The Hot Sprockets: Honeyskippin’ Review
Listening to The Hot Sprockets, it’s hard to make out where they are from, which in a universal world is great and what you’d want. Instead of sounding like they are from South Dublin, these guys sound like the are from the Deep South of the U.S.A. Over the past few years, avid connoisseurs of the Dublin scene will have no doubt seen the band, as they honed and perfected their sound. The culmination of that work is their debut record ‘Honeyskippin”.
Starting off is the current single Cruisin’, uptempo with a memorable ‘ooh ooh’ refrain and is a great introduction to the album. Recorded in Spain and produced by Boz Boorer, The Hot Sprockets have managed to capture a timeless sound, not entirely crystal clear with a nice vocal effect giving an old microphone feel.

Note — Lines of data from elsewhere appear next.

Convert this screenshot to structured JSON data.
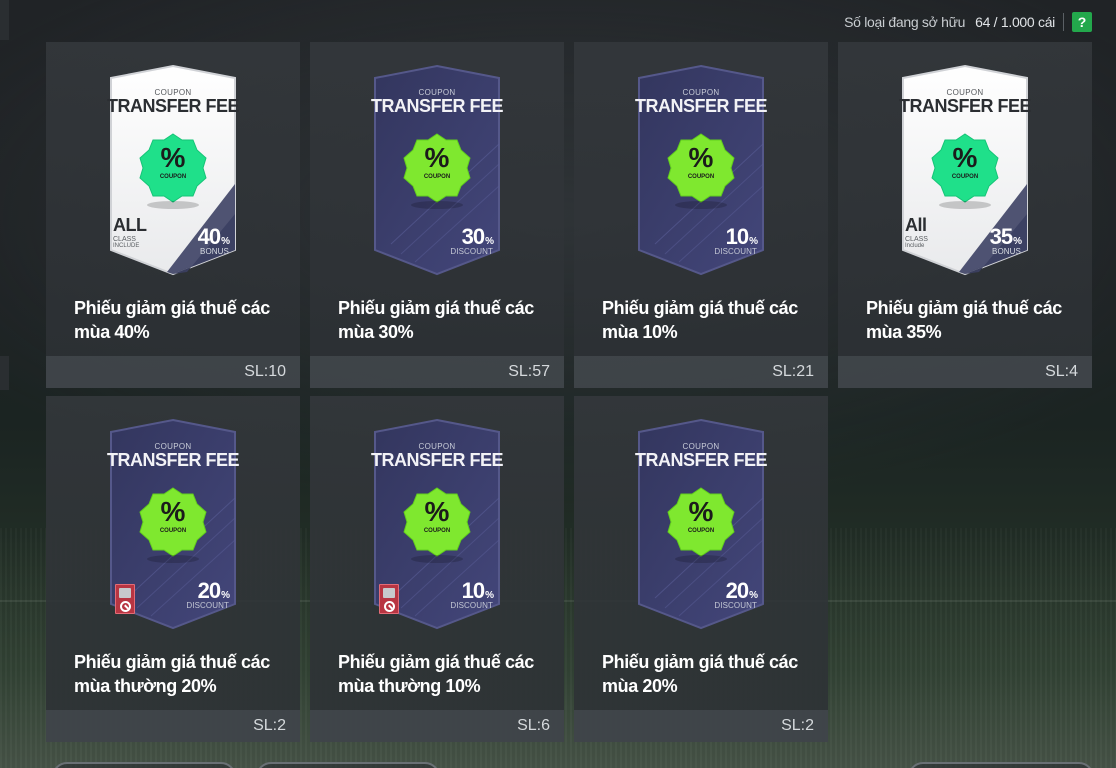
{
  "header": {
    "inventory_label": "Số loại đang sở hữu",
    "inventory_count": "64 / 1.000 cái",
    "help_label": "?"
  },
  "coupon_common": {
    "small": "COUPON",
    "big": "TRANSFER FEE",
    "badge_small": "COUPON"
  },
  "items": [
    {
      "name": "Phiếu giảm giá thuế các mùa 40%",
      "qty": "SL:10",
      "value": "40",
      "unit": "%",
      "sub": "BONUS",
      "style": "light",
      "class_a": "ALL",
      "class_b": "CLASS",
      "class_c": "INCLUDE"
    },
    {
      "name": "Phiếu giảm giá thuế các mùa 30%",
      "qty": "SL:57",
      "value": "30",
      "unit": "%",
      "sub": "DISCOUNT",
      "style": "dark"
    },
    {
      "name": "Phiếu giảm giá thuế các mùa 10%",
      "qty": "SL:21",
      "value": "10",
      "unit": "%",
      "sub": "DISCOUNT",
      "style": "dark"
    },
    {
      "name": "Phiếu giảm giá thuế các mùa 35%",
      "qty": "SL:4",
      "value": "35",
      "unit": "%",
      "sub": "BONUS",
      "style": "light",
      "class_a": "All",
      "class_b": "CLASS",
      "class_c": "Include"
    },
    {
      "name": "Phiếu giảm giá thuế các mùa thường 20%",
      "qty": "SL:2",
      "value": "20",
      "unit": "%",
      "sub": "DISCOUNT",
      "style": "dark",
      "restricted": true
    },
    {
      "name": "Phiếu giảm giá thuế các mùa thường 10%",
      "qty": "SL:6",
      "value": "10",
      "unit": "%",
      "sub": "DISCOUNT",
      "style": "dark",
      "restricted": true
    },
    {
      "name": "Phiếu giảm giá thuế các mùa 20%",
      "qty": "SL:2",
      "value": "20",
      "unit": "%",
      "sub": "DISCOUNT",
      "style": "dark"
    }
  ],
  "colors": {
    "help_green": "#23a84c",
    "badge_green": "#7fe82f",
    "badge_mint": "#1fe08a",
    "coupon_dark": "#3a3d68",
    "coupon_light": "#f4f4f4"
  }
}
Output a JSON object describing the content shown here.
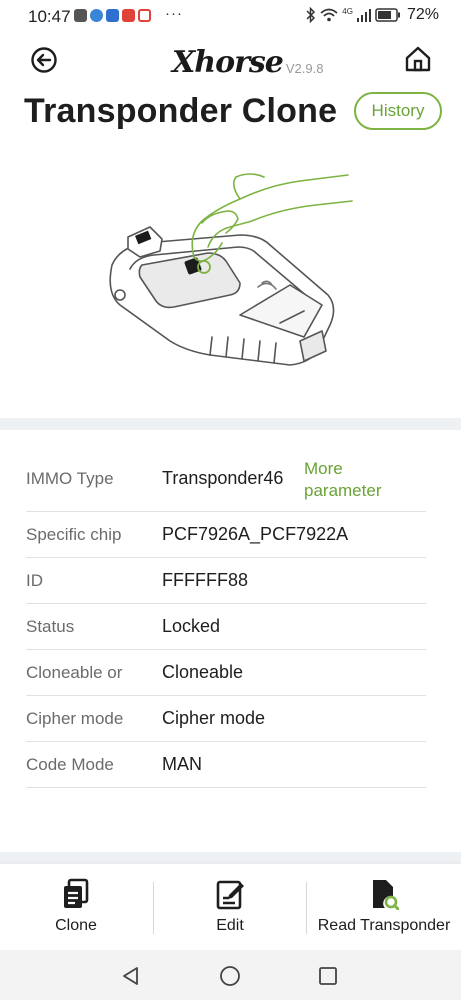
{
  "status_bar": {
    "time": "10:47",
    "dots": "···",
    "battery_percent": "72%",
    "network_label": "4G"
  },
  "header": {
    "logo_text": "Xhorse",
    "version": "V2.9.8",
    "title": "Transponder Clone",
    "history_label": "History"
  },
  "info": {
    "more_parameter": "More parameter",
    "rows": [
      {
        "label": "IMMO Type",
        "value": "Transponder46"
      },
      {
        "label": "Specific chip",
        "value": "PCF7926A_PCF7922A"
      },
      {
        "label": "ID",
        "value": "FFFFFF88"
      },
      {
        "label": "Status",
        "value": "Locked"
      },
      {
        "label": "Cloneable or",
        "value": "Cloneable"
      },
      {
        "label": "Cipher mode",
        "value": "Cipher mode"
      },
      {
        "label": "Code Mode",
        "value": "MAN"
      }
    ]
  },
  "actions": {
    "clone_label": "Clone",
    "edit_label": "Edit",
    "read_label": "Read Transponder"
  },
  "colors": {
    "accent": "#7cb342",
    "accent_text": "#6aa336",
    "separator": "#eef1f4"
  },
  "icons": {
    "back": "back-arrow-icon",
    "home": "home-icon",
    "clone": "clone-icon",
    "edit": "edit-icon",
    "read": "read-transponder-icon"
  }
}
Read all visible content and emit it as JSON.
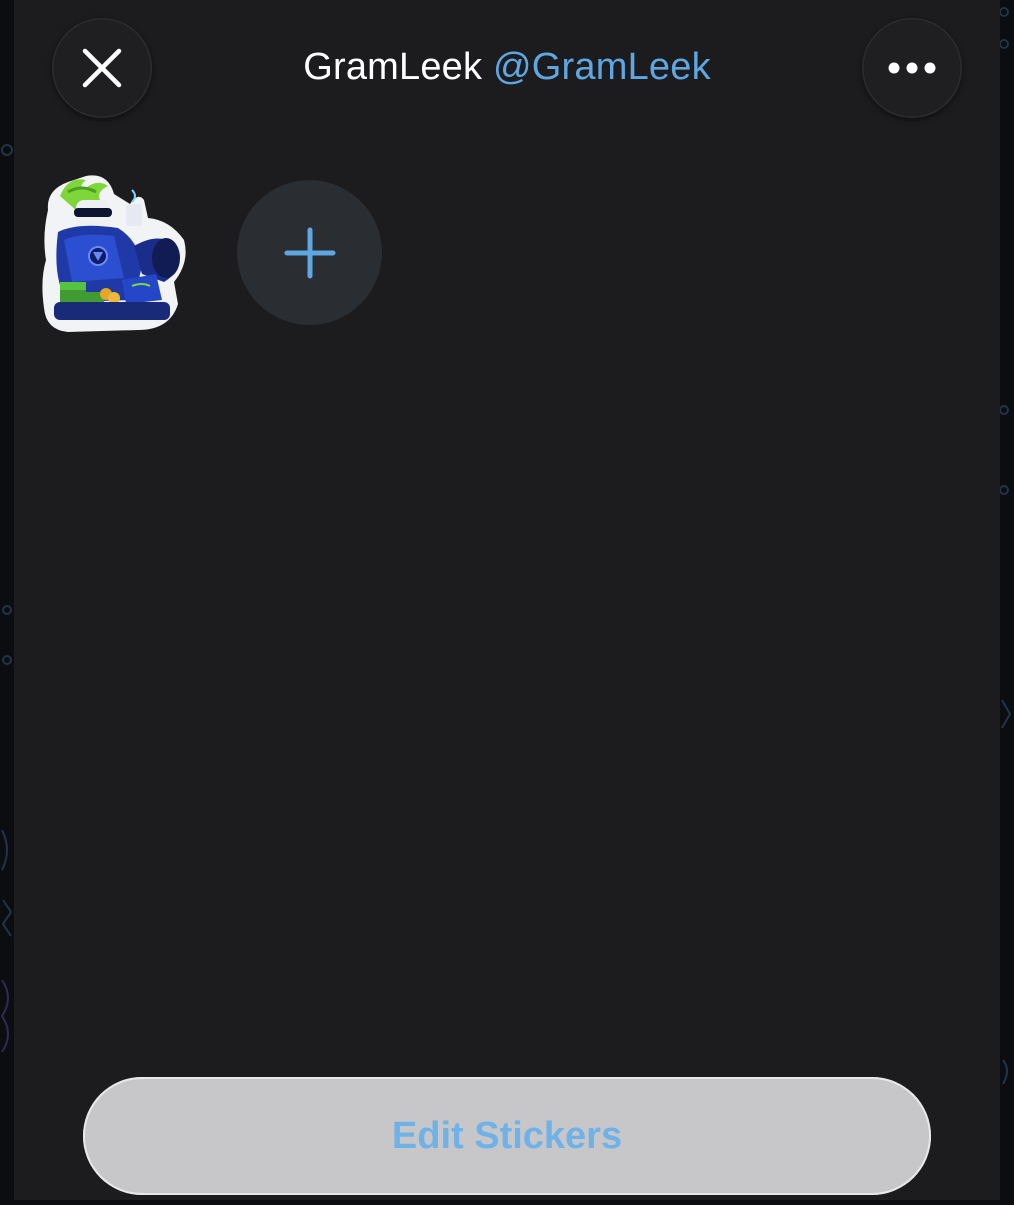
{
  "header": {
    "name": "GramLeek",
    "handle": "@GramLeek",
    "close_icon": "close-icon",
    "more_icon": "more-horizontal-icon"
  },
  "stickers": [
    {
      "icon": "leek-character-sticker"
    }
  ],
  "add_sticker_icon": "plus-icon",
  "footer": {
    "edit_label": "Edit Stickers"
  },
  "colors": {
    "sheet_background": "#1c1c1e",
    "accent": "#5fa7e3",
    "button_background": "#c7c7c9",
    "add_button_background": "#2a2d31"
  }
}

The album is a definite how to in dirty country rock, that’s not saying it formulaic, it’s saying, The Hot Sprockets have taken classic structures, updated and given them the Sprocket treatment. What they’ve ended up with is a damn fine contemporary dirty rock album.
You’ve got the traditional foot stomping tracks, they are not there just for the sake of it though. Everything is structured, broken down, there for a reason. Alongside those ‘Midnight Train’ has a lazy laid back feel. Imagine one horse town and it’s hot. ‘Long Way From Home’ and ‘Cold Winter’ are both acoustic cowboy led tracks. Five tracks in, ‘Chant’, a vocal and handclap track provides an interlude.
The Hot Sprockets have set themselves a tone for the album and have excellently stuck to it. Lyrically throughout, they speak of what many would conceive of a Americana cowboy life. Sleep Shake, ‘sleeping on the porch’ and on Bad Jim ‘take no breaks on the 4th of July’. They continue this theme exceptionally well.
Really enjoyed this album, I just hope that the band are on the right continent.